Mary Oliver in her poem, “Crossing the Swamp,” utilizes allegory, alliteration, metaphor, and tone to convey an intricate relationship between herself and the swamp, that being her struggles in her life. A relationship that starts out with fear and ends in acceptance, stagnation to triumph, darkness to light; a relationship that allows her to be reborn. The swamp is a metaphor, described as “struggle, closure,” “the center of everything;” the swamp represents the obstacles Oliver faces in her life. She enters the swamp that is “murky” with “dense sap” and “branching vines,” and Oliver must struggle in the swamp in order to move forward. But there is a lack of direction in life and no one struggles the same and no one travels the same path,
Its unable to carry on any longer, alone it is and weak in the cruel world. The narrator who is telling this story has not realized how alike Doodle and the ibis are until he holds Doodle to him in the very end. As he is noticing the pure color of Doodle's blood and the moneyness of his weak limbs. Nature is a recurring symbol in this tender story. The beauty of the natural world enhances Doodle and his brothers live and are like a distraction almost that helps tell the story.

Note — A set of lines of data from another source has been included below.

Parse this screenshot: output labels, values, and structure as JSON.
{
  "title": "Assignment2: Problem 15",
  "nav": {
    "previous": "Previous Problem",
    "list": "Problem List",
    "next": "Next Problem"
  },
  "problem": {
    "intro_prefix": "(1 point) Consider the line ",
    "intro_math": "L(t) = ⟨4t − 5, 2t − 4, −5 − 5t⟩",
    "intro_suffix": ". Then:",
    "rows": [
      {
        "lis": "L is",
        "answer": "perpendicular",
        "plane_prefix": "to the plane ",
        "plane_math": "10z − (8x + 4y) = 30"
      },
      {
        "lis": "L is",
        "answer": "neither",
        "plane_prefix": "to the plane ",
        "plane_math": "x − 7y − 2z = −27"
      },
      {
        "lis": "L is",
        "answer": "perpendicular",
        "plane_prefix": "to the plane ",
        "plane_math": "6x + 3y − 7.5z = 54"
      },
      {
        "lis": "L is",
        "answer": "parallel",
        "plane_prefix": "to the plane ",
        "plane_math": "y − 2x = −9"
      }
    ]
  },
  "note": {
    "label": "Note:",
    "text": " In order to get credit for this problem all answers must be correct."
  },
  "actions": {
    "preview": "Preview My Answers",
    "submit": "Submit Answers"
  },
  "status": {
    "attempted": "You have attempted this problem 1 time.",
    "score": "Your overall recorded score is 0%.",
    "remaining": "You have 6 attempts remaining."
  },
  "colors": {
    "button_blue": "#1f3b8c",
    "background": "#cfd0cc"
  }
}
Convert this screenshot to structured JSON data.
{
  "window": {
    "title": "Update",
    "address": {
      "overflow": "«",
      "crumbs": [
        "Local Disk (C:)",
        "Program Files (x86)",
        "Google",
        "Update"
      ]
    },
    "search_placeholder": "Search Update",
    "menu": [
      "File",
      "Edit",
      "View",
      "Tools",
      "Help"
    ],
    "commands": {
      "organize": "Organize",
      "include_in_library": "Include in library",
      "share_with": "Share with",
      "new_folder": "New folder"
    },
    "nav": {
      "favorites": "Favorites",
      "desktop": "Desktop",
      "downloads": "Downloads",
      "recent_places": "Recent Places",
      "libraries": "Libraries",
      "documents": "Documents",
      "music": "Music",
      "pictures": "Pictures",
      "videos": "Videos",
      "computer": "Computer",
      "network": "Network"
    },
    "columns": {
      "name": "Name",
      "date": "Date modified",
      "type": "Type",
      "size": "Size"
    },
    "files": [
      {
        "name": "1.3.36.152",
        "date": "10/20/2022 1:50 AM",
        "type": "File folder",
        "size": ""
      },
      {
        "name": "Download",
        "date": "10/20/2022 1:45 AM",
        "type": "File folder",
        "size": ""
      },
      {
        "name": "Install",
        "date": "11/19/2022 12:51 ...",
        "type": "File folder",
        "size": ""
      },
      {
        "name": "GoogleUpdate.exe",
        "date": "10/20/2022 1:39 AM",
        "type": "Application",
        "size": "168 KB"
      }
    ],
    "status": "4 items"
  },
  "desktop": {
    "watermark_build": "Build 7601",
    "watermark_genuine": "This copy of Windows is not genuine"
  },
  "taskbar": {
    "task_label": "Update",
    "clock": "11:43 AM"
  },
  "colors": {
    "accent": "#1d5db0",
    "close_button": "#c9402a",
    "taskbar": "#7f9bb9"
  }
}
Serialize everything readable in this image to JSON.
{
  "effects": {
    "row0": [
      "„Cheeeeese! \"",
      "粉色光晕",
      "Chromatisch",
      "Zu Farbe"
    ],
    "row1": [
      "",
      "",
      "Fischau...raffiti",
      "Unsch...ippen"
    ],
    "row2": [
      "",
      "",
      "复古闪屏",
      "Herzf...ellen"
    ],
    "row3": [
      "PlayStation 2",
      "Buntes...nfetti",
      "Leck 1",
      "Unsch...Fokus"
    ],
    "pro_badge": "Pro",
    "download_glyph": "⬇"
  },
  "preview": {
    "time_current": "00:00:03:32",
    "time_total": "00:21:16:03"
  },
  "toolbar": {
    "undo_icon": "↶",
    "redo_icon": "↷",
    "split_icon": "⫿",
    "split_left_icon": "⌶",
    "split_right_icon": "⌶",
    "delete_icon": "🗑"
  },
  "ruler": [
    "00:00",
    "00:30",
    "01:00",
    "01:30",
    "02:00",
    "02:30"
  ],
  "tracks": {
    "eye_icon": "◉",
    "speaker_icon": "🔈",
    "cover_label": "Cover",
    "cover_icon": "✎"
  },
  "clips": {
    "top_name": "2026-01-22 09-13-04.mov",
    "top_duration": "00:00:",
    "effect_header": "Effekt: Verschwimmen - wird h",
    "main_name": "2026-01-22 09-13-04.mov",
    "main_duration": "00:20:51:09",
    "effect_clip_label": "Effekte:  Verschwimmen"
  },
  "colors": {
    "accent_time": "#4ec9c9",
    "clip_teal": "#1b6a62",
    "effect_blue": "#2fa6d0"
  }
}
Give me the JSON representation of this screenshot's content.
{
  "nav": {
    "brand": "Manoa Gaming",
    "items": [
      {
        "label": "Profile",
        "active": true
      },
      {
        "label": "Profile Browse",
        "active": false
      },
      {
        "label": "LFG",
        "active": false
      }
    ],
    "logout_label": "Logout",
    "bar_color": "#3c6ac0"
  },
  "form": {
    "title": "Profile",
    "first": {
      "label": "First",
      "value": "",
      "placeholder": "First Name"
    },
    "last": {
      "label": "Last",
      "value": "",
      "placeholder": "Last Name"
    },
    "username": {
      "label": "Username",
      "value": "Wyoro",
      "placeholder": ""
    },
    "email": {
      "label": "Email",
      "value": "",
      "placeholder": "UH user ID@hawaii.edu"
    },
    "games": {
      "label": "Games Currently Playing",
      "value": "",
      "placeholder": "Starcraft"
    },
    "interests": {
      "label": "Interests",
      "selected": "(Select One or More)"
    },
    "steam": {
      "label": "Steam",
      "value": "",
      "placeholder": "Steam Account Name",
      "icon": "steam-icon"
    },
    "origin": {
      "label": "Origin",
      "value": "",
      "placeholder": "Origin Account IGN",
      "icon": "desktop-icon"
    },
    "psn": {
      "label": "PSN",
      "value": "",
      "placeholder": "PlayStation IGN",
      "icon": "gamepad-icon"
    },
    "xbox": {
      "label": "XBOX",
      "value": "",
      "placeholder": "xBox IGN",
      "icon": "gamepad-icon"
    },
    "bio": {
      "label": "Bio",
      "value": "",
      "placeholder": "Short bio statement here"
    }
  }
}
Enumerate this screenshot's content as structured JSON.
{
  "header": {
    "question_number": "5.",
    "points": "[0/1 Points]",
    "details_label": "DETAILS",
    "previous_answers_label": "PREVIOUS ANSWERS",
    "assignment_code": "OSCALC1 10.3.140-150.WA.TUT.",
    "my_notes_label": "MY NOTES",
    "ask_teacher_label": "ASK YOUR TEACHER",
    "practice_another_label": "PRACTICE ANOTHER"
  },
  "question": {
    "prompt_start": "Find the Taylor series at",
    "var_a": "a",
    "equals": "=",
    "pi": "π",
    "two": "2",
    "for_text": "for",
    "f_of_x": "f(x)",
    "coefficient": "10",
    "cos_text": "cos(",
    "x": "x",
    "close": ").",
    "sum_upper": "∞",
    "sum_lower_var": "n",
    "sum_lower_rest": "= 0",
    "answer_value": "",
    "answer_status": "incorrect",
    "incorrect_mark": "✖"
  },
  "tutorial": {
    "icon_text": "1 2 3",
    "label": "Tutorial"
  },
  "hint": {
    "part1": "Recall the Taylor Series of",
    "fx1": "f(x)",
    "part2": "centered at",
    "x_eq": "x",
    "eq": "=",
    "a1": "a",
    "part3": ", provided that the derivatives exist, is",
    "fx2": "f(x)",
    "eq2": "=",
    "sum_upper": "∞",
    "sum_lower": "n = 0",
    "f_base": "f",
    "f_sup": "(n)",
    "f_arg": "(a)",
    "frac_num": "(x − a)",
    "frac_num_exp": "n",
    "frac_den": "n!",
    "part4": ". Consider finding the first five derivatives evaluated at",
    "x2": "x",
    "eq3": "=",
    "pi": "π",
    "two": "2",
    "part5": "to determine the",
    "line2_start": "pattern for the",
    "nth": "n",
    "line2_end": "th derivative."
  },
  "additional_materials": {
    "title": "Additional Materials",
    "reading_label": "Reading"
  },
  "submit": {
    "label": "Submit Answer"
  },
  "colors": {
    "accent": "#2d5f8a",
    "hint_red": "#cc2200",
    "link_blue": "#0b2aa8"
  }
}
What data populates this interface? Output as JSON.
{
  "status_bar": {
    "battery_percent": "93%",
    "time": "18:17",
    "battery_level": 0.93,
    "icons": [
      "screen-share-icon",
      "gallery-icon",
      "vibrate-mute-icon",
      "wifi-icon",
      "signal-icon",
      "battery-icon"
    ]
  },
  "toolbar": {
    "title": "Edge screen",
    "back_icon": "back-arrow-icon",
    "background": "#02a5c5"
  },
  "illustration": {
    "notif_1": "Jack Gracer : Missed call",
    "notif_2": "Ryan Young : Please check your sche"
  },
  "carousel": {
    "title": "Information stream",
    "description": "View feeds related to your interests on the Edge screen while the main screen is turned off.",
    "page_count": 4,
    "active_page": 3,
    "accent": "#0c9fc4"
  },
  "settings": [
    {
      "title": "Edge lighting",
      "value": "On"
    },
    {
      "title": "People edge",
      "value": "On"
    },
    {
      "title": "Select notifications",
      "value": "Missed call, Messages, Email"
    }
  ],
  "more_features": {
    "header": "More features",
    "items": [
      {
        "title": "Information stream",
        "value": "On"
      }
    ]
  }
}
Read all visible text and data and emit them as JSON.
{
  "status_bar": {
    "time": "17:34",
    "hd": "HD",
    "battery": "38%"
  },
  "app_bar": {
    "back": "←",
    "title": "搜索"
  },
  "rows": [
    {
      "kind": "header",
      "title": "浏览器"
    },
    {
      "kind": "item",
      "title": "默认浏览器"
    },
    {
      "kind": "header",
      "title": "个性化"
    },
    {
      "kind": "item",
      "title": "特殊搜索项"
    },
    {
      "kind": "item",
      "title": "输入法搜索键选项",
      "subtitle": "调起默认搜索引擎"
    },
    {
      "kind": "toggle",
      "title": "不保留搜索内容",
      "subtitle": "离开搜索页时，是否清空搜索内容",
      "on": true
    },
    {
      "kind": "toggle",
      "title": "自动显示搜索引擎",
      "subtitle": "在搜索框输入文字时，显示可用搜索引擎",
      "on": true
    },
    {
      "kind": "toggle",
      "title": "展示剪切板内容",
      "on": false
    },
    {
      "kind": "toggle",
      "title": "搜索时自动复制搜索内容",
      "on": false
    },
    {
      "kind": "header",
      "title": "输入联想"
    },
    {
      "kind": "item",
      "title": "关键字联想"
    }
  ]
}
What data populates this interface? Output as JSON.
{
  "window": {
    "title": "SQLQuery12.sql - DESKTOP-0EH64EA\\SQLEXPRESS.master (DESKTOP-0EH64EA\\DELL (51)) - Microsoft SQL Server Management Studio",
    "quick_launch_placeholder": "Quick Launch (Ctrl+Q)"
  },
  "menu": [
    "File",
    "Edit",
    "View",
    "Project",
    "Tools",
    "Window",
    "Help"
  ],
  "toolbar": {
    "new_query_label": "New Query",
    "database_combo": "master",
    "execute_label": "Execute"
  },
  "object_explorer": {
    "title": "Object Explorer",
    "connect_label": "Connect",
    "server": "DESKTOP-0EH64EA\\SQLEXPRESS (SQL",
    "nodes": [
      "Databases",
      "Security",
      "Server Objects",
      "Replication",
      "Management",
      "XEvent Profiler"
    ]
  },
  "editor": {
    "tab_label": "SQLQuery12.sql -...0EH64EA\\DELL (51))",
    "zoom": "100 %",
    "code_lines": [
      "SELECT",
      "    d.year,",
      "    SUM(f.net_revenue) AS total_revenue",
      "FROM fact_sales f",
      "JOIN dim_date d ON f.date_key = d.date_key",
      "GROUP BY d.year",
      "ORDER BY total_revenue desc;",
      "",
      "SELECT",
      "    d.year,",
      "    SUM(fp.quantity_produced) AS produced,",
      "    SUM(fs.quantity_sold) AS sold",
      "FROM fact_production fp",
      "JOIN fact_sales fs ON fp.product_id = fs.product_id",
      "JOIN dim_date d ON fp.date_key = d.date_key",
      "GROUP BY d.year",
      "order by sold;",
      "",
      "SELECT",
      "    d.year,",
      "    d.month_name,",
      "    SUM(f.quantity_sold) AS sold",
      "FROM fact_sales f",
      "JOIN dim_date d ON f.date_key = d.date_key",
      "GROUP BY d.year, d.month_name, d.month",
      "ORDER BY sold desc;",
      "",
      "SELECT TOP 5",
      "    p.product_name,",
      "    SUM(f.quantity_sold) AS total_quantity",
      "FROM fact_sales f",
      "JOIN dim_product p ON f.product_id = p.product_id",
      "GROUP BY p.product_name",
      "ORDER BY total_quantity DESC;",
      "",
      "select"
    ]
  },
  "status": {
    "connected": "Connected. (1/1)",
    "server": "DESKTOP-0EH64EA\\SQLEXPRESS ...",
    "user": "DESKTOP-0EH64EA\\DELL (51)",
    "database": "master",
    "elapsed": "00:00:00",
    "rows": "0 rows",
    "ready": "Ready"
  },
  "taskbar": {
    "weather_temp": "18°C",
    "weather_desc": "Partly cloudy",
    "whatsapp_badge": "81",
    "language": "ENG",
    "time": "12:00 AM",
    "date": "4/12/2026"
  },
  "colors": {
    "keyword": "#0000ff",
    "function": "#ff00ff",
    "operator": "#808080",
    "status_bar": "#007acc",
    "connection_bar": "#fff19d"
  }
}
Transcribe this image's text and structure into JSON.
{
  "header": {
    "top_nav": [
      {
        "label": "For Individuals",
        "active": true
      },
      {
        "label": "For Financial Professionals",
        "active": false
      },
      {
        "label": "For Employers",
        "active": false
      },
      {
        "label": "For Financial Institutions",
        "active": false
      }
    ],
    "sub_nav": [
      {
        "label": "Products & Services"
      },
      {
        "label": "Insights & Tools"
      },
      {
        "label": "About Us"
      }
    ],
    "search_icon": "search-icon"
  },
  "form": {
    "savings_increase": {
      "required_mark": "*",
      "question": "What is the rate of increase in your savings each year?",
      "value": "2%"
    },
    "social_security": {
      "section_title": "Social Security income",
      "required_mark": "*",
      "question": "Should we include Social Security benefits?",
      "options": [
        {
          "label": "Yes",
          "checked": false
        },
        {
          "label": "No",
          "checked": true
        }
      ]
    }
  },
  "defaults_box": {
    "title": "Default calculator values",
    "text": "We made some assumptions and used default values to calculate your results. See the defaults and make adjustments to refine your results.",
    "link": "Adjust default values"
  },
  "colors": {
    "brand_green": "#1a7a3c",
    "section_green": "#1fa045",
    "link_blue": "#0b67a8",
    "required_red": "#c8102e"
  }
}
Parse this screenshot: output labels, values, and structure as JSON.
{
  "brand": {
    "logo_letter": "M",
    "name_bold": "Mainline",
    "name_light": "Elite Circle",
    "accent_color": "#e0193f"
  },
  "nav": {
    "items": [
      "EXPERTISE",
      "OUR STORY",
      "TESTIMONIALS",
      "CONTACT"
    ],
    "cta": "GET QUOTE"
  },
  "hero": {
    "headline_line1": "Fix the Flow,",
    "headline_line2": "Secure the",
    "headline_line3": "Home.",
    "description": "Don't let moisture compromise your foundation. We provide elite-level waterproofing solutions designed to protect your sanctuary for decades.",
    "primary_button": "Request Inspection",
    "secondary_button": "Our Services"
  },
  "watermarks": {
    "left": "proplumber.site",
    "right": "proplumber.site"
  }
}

The tree in the story symbolizes junior in such a way that it seems the tree is him. Rushdie is great at placing little symbols for the reader to catch which really adds to the view of the story. No matter how big or small a symbol is, it will always mean something. Junior and senior can be seen as many symbols throughout the story, such as the struggle between life and death, green and gold. Junior and senior always pass this tree one their walk, but fail to realize the trees growth is a clock for their lives.
His situation triggers Coleridge’s imaginative journey where he begins imagining the adventure that his friends were experiencing. Coleridge’s frequent use of exclamation marks in the second stanza emphasises how amazed he was by the beauty of Nature. Also, the repetition of ‘wide’ emphasizes the vastness of the forest and the endless wonders that lie within. The use of expansion and contraction shows Coleridge’s change in view about him not being able to go on the trek. His admiration for the lime-tree bower contrasts with his original hatred for being stuck under the tree.